What to produce –
All of the entries should be restated word for word, but without their pictures.

Input records –
......

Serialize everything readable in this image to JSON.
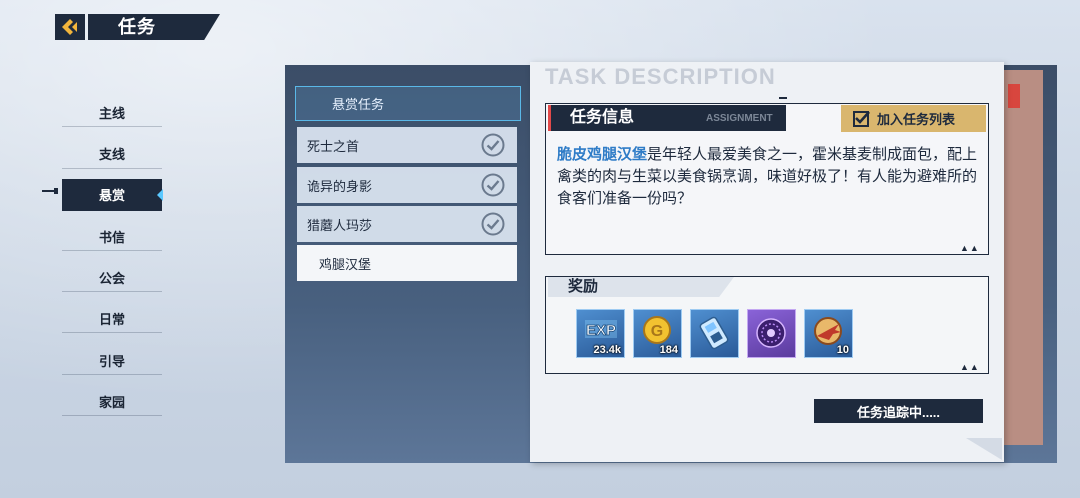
{
  "header": {
    "title": "任务"
  },
  "nav": {
    "items": [
      {
        "label": "主线"
      },
      {
        "label": "支线"
      },
      {
        "label": "悬赏"
      },
      {
        "label": "书信"
      },
      {
        "label": "公会"
      },
      {
        "label": "日常"
      },
      {
        "label": "引导"
      },
      {
        "label": "家园"
      }
    ],
    "active_index": 2
  },
  "task_list": {
    "header": "悬赏任务",
    "items": [
      {
        "label": "死士之首",
        "completed": true
      },
      {
        "label": "诡异的身影",
        "completed": true
      },
      {
        "label": "猎蘑人玛莎",
        "completed": true
      },
      {
        "label": "鸡腿汉堡",
        "completed": false,
        "selected": true
      }
    ]
  },
  "card": {
    "watermark": "TASK DESCRIPTION",
    "info_title": "任务信息",
    "info_tag": "ASSIGNMENT",
    "add_button": "加入任务列表",
    "desc_highlight": "脆皮鸡腿汉堡",
    "desc_rest": "是年轻人最爱美食之一，霍米基麦制成面包，配上禽类的肉与生菜以美食锅烹调，味道好极了！有人能为避难所的食客们准备一份吗？",
    "reward_title": "奖励",
    "rewards": [
      {
        "icon": "exp-icon",
        "count": "23.4k"
      },
      {
        "icon": "gold-coin-icon",
        "count": "184"
      },
      {
        "icon": "chip-card-icon",
        "count": ""
      },
      {
        "icon": "purple-orb-icon",
        "count": ""
      },
      {
        "icon": "plane-badge-icon",
        "count": "10"
      }
    ],
    "track_button": "任务追踪中....."
  },
  "colors": {
    "accent_dark": "#1e2a3d",
    "highlight_blue": "#2f7cc7",
    "gold": "#d9b66e",
    "red": "#e14a4a"
  }
}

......

Completed task –
Serialize everything readable in this image to JSON.
{
  "header": {
    "title": "任务"
  },
  "nav": {
    "items": [
      {
        "label": "主线"
      },
      {
        "label": "支线"
      },
      {
        "label": "悬赏"
      },
      {
        "label": "书信"
      },
      {
        "label": "公会"
      },
      {
        "label": "日常"
      },
      {
        "label": "引导"
      },
      {
        "label": "家园"
      }
    ],
    "active_index": 2
  },
  "task_list": {
    "header": "悬赏任务",
    "items": [
      {
        "label": "死士之首",
        "completed": true
      },
      {
        "label": "诡异的身影",
        "completed": true
      },
      {
        "label": "猎蘑人玛莎",
        "completed": true
      },
      {
        "label": "鸡腿汉堡",
        "completed": false,
        "selected": true
      }
    ]
  },
  "card": {
    "watermark": "TASK DESCRIPTION",
    "info_title": "任务信息",
    "info_tag": "ASSIGNMENT",
    "add_button": "加入任务列表",
    "desc_highlight": "脆皮鸡腿汉堡",
    "desc_rest": "是年轻人最爱美食之一，霍米基麦制成面包，配上禽类的肉与生菜以美食锅烹调，味道好极了！有人能为避难所的食客们准备一份吗？",
    "reward_title": "奖励",
    "rewards": [
      {
        "icon": "exp-icon",
        "count": "23.4k"
      },
      {
        "icon": "gold-coin-icon",
        "count": "184"
      },
      {
        "icon": "chip-card-icon",
        "count": ""
      },
      {
        "icon": "purple-orb-icon",
        "count": ""
      },
      {
        "icon": "plane-badge-icon",
        "count": "10"
      }
    ],
    "track_button": "任务追踪中....."
  },
  "colors": {
    "accent_dark": "#1e2a3d",
    "highlight_blue": "#2f7cc7",
    "gold": "#d9b66e",
    "red": "#e14a4a"
  }
}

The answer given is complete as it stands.